Page and application data records:
BEGIN
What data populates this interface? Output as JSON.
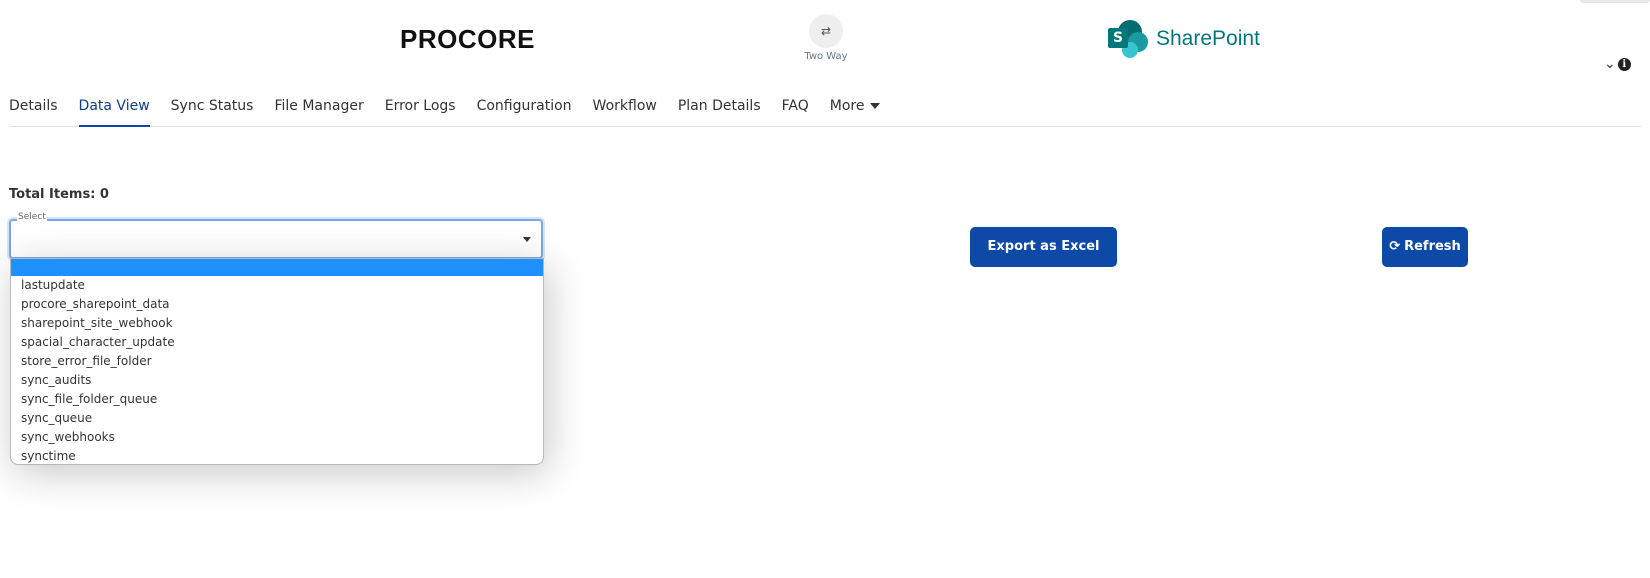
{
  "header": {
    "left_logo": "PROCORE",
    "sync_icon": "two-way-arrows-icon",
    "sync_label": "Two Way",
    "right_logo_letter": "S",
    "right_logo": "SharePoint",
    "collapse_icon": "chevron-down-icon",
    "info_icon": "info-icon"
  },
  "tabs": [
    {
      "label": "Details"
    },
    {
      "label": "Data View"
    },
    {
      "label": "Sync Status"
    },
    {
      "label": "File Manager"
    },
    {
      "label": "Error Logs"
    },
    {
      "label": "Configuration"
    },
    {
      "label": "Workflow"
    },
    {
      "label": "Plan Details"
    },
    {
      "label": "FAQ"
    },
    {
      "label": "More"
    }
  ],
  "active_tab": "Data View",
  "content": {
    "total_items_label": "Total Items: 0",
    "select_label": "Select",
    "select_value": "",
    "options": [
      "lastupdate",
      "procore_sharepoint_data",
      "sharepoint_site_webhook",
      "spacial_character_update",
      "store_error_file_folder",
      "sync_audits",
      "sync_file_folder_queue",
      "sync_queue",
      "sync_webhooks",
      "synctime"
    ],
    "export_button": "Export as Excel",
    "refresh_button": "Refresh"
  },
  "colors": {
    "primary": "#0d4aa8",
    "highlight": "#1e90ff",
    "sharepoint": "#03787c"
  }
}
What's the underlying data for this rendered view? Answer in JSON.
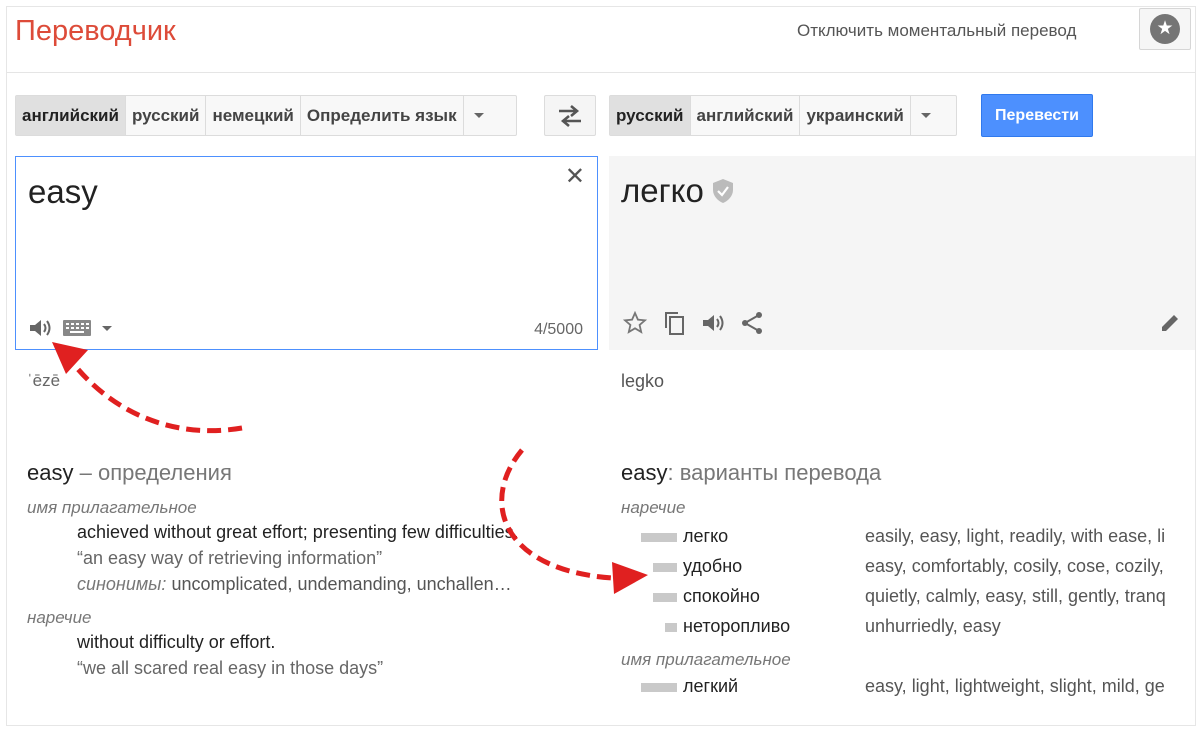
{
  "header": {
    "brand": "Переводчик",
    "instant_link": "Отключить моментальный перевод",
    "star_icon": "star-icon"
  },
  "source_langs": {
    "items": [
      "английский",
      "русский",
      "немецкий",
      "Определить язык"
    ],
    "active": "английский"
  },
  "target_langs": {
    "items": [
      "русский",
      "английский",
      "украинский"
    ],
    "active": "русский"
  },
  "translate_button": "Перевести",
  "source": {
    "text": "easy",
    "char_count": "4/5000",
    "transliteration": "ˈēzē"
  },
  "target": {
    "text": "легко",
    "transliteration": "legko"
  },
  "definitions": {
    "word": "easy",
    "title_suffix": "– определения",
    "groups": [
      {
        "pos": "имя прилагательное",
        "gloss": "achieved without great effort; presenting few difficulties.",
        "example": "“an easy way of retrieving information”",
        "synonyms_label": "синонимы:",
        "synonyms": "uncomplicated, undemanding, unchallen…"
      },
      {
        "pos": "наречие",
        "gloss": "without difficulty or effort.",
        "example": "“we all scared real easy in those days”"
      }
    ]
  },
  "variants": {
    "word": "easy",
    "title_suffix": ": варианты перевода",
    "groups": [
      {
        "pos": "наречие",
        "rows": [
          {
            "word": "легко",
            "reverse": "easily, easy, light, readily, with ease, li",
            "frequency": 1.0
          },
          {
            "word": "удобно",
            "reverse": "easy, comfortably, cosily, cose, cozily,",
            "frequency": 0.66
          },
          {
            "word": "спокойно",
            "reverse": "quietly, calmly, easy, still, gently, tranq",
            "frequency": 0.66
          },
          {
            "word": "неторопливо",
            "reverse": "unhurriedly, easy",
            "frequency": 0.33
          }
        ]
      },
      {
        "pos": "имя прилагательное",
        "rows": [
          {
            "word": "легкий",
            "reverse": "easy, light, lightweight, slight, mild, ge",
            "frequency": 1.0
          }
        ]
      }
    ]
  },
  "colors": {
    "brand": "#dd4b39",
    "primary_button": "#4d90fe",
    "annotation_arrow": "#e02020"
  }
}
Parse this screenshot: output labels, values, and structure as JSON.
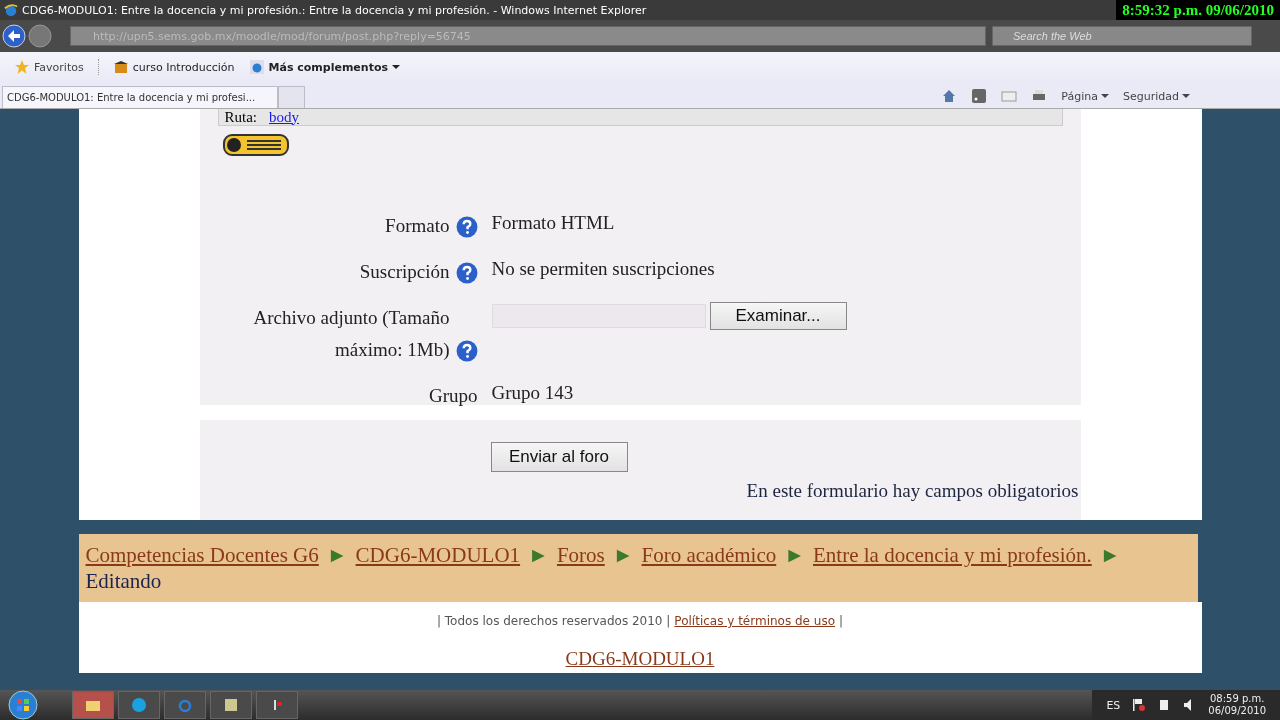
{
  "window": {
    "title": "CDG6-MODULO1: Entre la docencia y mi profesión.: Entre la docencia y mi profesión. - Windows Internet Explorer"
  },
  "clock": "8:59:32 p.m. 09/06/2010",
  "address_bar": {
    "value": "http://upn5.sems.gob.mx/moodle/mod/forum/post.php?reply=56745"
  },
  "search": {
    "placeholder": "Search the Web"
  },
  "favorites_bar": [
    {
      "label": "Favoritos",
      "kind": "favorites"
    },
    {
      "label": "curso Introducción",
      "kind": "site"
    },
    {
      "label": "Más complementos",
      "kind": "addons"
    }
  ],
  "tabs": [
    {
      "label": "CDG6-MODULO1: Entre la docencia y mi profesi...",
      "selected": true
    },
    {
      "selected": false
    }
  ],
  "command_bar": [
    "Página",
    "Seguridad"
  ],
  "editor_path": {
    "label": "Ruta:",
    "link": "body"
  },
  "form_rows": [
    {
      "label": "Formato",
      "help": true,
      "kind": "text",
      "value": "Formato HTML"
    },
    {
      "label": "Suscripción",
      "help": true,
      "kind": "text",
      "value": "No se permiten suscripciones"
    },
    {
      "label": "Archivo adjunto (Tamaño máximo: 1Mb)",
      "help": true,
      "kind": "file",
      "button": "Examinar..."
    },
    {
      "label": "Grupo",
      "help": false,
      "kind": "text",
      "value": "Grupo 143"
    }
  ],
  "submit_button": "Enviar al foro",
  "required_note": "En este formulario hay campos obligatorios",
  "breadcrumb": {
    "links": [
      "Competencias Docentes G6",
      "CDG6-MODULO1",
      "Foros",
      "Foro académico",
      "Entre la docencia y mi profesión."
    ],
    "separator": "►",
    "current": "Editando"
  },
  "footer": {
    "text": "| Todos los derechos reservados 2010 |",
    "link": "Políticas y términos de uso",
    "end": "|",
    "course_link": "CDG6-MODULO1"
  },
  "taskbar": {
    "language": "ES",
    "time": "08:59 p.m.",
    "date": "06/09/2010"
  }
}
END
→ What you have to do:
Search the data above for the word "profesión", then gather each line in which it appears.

→ Solution to this task:
    "title": "CDG6-MODULO1: Entre la docencia y mi profesión.: Entre la docencia y mi profesión. - Windows Internet Explorer"
      "Entre la docencia y mi profesión."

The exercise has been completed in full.